    48V 0.5A PoE: The Standard Choice

    48V 0.5A PoE, also known as 802.3af, is the most common PoE standard used today. It provides up to 15.4 watts of power to the connected device. Here are some key points to consider when choosing 48V 0.5A PoE:

    1. Power Delivery: 48V PoE can deliver more power, making it suitable for devices with higher power requirements. This includes PTZ cameras, video phones, and devices with heaters or motorized components.
    2. Compatibility: Most modern PoE devices support 48V PoE, making it a versatile choice for various applications. It's essential for ensuring compatibility with a wide range of network equipment.
    3. Distance: 48V PoE can transmit power and data up to 100 meters (328 feet) over Ethernet cables, which is the standard Ethernet cable length.
    4. Standards Compliance: Devices compliant with the 802.3af standard are readily available in the market, making it easy to find compatible equipment.
    5. Cost: 48V PoE injectors and switches are widely available and competitively priced, making it a cost-effective choice.

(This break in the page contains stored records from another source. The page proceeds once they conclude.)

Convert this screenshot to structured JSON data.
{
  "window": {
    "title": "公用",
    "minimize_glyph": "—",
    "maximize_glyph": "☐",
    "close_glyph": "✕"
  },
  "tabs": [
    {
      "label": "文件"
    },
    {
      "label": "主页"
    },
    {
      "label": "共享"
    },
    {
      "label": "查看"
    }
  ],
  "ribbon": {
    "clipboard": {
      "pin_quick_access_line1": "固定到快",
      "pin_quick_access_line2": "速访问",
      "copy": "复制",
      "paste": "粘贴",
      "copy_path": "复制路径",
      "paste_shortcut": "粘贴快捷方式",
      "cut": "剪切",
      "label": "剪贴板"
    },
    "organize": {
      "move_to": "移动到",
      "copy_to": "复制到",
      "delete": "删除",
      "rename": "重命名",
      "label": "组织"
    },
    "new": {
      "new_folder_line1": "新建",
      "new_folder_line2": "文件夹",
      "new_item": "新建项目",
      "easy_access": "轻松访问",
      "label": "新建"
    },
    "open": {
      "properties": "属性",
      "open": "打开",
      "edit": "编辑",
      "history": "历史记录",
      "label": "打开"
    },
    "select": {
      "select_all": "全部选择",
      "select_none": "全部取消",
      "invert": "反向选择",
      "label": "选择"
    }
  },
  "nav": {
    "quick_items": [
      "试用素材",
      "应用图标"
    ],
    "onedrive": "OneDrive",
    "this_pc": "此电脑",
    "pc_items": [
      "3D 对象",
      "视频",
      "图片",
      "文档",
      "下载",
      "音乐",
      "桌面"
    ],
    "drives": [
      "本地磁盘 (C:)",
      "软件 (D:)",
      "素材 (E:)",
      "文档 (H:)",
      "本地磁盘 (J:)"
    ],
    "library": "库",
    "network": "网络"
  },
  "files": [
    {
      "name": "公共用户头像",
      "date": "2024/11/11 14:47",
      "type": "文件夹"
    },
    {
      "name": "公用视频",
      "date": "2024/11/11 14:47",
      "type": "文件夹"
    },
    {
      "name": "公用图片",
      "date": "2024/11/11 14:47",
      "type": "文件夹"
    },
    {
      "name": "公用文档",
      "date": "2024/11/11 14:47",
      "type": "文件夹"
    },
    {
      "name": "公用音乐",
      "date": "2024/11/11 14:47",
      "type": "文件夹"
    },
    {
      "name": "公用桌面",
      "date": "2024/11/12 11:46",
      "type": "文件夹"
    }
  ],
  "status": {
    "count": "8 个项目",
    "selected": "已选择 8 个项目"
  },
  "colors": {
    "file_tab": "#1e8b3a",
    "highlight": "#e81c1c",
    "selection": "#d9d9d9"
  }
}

    24V 0.5A PoE: The Alternative

    24V 0.5A PoE, often referred to as 802.3af, is an alternative PoE standard. It delivers up to 12 watts of power to the connected device. Here's what you should know about 24V 0.5A PoE:

    1. Lower Power: Compared to 48V PoE, 24V PoE delivers less power. It's suitable for devices with lower power requirements, such as basic IP cameras and access points.
    2. Compatibility: While it's less common than 48V PoE, 24V PoE is still supported by some devices. Ensure that your devices are compatible before choosing this standard.
    3. Distance: Like 48V PoE, 24V PoE can transmit power and data up to 100 meters over Ethernet cables.
    4. Standards Compliance: Devices compliant with 24V PoE are less prevalent in the market, which may limit your equipment options.
    5. Cost: The cost of 24V PoE equipment can vary, but it may be more expensive than 48V PoE due to its lower popularity.

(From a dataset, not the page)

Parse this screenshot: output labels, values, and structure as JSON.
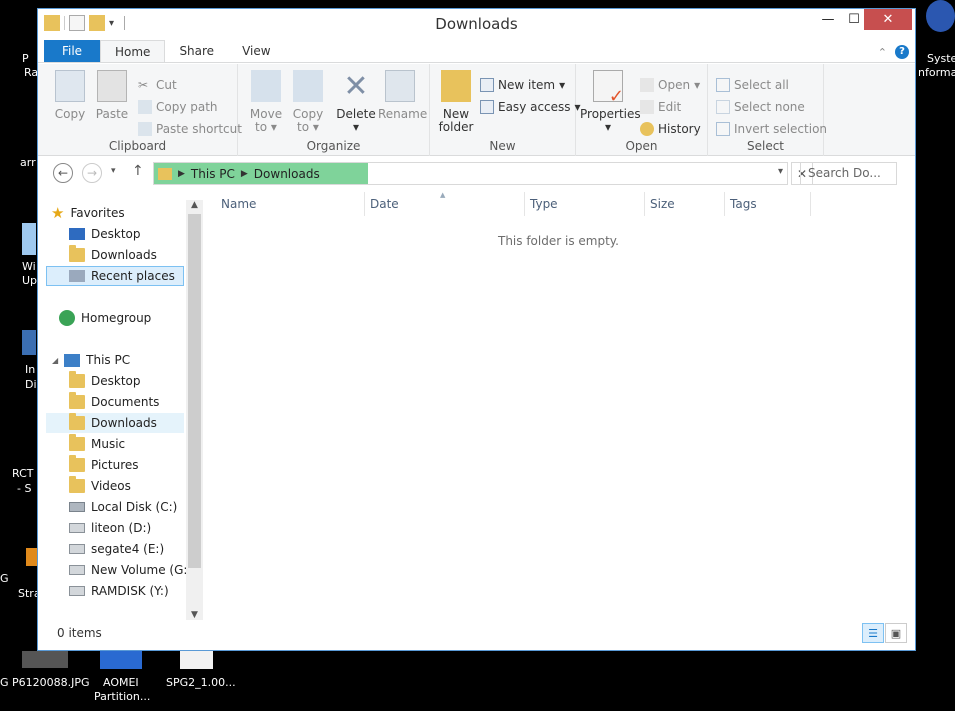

    Choosing the Right PoE Standard for Your Network

    Now that we've explored the characteristics of both 48V 0.5A and 24V 0.5A PoE, it's time to decide which one is right for your network. Here are some factors to consider:

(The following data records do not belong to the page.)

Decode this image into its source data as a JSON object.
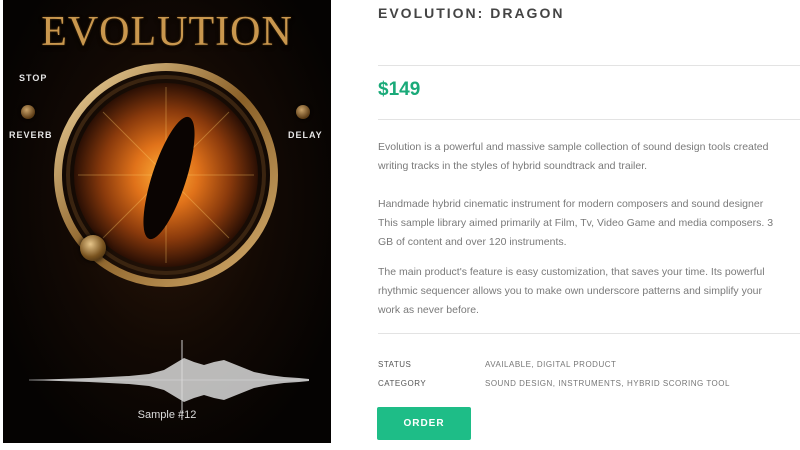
{
  "image": {
    "brand": "EVOLUTION",
    "controls": {
      "stop": "STOP",
      "reverb": "REVERB",
      "delay": "DELAY"
    },
    "sample_label": "Sample #12"
  },
  "product": {
    "title": "EVOLUTION: DRAGON",
    "price": "$149",
    "description": {
      "p1_line1": "Evolution is a powerful and massive sample collection of sound design tools created",
      "p1_line2": "writing tracks in the styles of hybrid soundtrack and trailer.",
      "p2_line1": "Handmade hybrid cinematic instrument for modern composers and sound designer",
      "p2_line2": "This sample library aimed primarily at Film, Tv, Video Game and media composers. 3",
      "p2_line3": "GB of content and over 120 instruments.",
      "p3_line1": "The main product's feature is easy customization, that saves your time. Its powerful",
      "p3_line2": "rhythmic sequencer allows you to make own underscore patterns and simplify your",
      "p3_line3": "work as never before."
    },
    "meta": {
      "status_label": "STATUS",
      "status_value": "AVAILABLE, DIGITAL PRODUCT",
      "category_label": "CATEGORY",
      "category_value": "SOUND DESIGN, INSTRUMENTS, HYBRID SCORING TOOL"
    },
    "order_label": "ORDER"
  },
  "colors": {
    "accent": "#1ebd87",
    "price": "#1aaa79"
  }
}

    1. Device Compatibility: Check if your network devices are compatible with the PoE standard you intend to use. Many modern devices support both standards, providing flexibility in your network design.
    2. Power Requirements: Assess the power needs of your devices. If you have power-hungry devices, 48V PoE may be the better choice. For devices with lower power requirements, 24V PoE can suffice.
    3. Cost: Consider your budget. While 24V PoE equipment can be more expensive due to its lower popularity, it may still be cost-effective for specific applications.
    4. Future Expansion: Think about your future network expansion plans. Choosing a widely adopted standard like 48V PoE may offer more flexibility as you add new devices to your network.
    5. Compatibility with Existing Equipment: If you have existing PoE equipment, make sure your chosen standard is compatible to avoid compatibility issues.
    6. Distance: Ensure that the selected PoE standard can deliver power and data over the required cable distance without signal degradation.


    In the 48V 0.5A PoE vs. 24V 0.5A PoE debate, there is no one-size-fits-all answer. The choice depends on your specific network requirements and the devices you plan to power. Both standards have their advantages and limitations.

    In summary, 48V 0.5A PoE offers higher power delivery, widespread compatibility, and cost-effectiveness, making it the preferred choice for many applications. On the other hand, 24V 0.5A PoE can be suitable for networks with devices that have lower power requirements.

    Ultimately, a well-planned network design that takes into account your devices' power needs, compatibility, and future expansion plans will help you determine which PoE standard is the right fit for your network.